Items from a dataset:
++++++++

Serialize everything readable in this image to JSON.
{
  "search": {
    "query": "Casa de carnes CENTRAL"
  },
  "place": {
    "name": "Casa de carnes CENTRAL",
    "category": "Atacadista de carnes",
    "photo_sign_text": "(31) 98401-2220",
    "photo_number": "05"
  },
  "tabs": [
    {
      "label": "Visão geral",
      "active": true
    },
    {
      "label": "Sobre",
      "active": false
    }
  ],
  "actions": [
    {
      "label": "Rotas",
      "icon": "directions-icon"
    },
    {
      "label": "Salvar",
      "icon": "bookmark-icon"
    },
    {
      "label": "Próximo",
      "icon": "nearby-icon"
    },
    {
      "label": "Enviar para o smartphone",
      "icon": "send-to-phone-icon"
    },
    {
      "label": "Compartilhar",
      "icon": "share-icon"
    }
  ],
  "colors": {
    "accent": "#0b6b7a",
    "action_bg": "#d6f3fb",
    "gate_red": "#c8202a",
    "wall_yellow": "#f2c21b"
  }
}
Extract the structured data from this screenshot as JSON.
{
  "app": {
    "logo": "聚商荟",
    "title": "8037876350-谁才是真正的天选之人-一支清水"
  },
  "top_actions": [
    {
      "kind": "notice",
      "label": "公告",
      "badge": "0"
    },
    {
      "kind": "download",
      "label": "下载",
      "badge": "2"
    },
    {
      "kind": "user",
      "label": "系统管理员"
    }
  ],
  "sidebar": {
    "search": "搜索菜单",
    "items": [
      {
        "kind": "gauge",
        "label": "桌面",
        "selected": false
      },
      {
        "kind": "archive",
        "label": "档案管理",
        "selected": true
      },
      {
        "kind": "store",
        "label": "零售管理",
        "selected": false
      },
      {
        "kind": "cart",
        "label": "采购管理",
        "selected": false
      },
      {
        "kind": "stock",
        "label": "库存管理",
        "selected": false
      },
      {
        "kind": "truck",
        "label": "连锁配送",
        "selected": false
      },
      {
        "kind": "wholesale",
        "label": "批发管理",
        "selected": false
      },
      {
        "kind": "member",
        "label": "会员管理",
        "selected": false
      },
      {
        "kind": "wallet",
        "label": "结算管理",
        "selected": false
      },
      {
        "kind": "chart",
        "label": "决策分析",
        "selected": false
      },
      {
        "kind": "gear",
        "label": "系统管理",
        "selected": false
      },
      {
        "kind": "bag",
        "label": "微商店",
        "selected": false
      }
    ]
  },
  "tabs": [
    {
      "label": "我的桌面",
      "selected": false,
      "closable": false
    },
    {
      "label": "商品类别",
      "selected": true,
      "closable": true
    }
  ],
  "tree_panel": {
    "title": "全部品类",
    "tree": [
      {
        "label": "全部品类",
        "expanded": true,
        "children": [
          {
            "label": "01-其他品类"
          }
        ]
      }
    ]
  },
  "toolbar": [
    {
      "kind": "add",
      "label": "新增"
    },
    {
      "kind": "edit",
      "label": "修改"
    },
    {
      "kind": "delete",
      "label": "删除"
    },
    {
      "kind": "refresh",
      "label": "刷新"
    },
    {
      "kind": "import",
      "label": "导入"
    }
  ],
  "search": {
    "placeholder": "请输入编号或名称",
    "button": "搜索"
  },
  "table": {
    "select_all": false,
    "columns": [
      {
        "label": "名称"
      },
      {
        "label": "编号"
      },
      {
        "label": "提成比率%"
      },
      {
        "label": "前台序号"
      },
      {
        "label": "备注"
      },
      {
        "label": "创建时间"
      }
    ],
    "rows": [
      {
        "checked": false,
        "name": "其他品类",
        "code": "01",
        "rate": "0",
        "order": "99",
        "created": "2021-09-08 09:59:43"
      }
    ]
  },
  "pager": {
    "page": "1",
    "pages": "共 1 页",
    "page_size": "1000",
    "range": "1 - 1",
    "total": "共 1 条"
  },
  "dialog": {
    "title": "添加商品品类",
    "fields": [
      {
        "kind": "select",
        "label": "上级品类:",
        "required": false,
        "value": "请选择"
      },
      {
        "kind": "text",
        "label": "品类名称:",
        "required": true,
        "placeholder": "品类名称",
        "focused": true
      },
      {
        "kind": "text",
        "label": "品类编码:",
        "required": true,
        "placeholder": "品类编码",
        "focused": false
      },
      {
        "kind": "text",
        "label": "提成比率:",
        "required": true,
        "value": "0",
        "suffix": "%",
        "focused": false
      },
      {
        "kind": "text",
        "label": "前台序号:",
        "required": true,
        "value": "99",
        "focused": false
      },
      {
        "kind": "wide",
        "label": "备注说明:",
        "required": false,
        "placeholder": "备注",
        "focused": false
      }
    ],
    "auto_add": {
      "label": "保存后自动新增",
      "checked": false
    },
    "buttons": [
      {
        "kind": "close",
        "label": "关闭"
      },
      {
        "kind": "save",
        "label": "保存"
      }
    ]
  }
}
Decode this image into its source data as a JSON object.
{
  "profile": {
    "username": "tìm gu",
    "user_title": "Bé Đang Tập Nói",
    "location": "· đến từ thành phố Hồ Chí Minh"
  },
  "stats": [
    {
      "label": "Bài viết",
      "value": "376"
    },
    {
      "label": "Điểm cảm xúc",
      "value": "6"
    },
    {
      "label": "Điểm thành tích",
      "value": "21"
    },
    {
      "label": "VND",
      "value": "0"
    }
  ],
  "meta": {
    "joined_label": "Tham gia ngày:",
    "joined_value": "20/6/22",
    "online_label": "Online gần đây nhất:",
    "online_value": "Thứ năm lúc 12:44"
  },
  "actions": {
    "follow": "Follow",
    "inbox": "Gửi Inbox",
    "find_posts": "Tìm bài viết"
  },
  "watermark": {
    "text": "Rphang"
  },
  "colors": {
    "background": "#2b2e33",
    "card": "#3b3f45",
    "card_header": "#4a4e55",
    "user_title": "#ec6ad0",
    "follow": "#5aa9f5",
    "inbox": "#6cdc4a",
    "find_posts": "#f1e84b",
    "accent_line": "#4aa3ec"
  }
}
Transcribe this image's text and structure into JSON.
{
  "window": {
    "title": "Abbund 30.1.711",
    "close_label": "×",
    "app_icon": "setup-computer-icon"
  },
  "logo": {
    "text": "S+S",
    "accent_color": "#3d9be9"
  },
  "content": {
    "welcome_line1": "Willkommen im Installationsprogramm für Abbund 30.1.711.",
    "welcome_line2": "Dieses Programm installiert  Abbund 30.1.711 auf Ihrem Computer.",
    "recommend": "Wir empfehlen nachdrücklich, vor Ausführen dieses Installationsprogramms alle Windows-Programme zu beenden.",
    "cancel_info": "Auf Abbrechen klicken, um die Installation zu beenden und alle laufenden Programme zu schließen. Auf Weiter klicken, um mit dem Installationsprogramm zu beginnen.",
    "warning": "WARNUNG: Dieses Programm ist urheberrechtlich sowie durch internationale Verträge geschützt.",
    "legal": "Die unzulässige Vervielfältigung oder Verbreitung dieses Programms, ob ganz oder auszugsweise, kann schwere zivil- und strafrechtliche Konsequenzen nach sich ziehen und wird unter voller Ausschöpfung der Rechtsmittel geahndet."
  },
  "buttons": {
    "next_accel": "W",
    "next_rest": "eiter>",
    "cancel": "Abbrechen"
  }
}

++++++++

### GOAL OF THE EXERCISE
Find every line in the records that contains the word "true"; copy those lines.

### RESPONSE AREA
      "active": true
        "selected": true
      "selected": true,
      "closable": true
        "expanded": true,
        "required": true,
        "focused": true
        "required": true,
        "required": true,
        "required": true,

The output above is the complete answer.